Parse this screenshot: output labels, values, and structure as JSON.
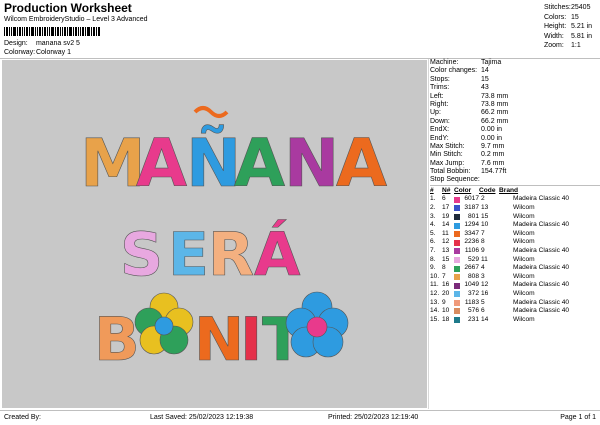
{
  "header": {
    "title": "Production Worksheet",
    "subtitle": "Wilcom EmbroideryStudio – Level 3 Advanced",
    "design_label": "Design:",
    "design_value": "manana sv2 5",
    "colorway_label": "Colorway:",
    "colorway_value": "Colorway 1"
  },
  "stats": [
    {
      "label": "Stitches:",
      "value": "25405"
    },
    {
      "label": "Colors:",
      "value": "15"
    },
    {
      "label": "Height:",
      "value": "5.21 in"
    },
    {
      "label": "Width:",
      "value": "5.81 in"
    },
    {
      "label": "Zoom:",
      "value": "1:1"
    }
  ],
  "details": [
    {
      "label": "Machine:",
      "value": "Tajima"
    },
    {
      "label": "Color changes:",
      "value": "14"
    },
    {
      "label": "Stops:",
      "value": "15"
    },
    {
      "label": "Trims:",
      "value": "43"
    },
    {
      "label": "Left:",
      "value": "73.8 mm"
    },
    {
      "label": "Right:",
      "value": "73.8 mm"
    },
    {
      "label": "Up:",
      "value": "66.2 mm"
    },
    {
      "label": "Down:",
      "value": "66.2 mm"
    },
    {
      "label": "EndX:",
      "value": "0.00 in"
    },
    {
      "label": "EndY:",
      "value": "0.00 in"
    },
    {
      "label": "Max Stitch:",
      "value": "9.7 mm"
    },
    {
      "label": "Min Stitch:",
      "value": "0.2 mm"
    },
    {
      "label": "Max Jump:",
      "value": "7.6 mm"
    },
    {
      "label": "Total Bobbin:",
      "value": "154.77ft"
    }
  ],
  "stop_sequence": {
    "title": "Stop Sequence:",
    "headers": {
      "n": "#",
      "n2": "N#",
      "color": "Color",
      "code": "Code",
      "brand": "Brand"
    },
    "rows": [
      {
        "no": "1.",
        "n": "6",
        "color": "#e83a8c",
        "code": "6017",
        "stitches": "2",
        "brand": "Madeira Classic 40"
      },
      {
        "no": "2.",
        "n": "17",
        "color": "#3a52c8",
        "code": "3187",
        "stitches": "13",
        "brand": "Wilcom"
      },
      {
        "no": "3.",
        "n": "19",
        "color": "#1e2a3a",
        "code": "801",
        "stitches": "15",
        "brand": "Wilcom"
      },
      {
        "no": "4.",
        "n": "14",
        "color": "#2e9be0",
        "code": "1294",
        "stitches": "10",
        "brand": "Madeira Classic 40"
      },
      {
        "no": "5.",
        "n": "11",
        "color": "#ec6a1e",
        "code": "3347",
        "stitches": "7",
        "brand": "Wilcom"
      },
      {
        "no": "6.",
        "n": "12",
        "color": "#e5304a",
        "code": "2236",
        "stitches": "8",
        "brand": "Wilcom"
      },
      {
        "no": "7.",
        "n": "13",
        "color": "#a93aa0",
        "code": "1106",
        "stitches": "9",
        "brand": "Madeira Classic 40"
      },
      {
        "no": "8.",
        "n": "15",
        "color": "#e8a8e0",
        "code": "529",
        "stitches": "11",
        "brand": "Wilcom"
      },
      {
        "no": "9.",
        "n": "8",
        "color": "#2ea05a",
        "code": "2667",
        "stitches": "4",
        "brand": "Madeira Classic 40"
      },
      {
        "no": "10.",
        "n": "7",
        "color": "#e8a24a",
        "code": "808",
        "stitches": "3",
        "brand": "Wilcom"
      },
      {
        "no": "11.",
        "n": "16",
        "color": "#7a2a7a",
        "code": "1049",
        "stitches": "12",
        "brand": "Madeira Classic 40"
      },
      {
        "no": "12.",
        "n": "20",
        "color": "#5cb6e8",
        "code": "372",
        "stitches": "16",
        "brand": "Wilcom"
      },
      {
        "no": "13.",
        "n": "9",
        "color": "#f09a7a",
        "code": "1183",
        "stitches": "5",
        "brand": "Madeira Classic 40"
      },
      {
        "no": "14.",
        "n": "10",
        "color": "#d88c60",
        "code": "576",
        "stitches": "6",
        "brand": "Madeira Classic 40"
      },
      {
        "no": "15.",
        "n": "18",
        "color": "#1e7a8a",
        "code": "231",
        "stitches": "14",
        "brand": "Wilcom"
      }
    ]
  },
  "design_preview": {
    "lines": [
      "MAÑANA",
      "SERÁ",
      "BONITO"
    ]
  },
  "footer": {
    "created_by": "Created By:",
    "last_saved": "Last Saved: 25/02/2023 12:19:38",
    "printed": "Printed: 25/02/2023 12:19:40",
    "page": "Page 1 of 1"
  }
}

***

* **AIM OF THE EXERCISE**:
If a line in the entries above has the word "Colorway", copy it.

* **EXERCISE RESPONSE**:
    "colorway_label": "Colorway:",
    "colorway_value": "Colorway 1"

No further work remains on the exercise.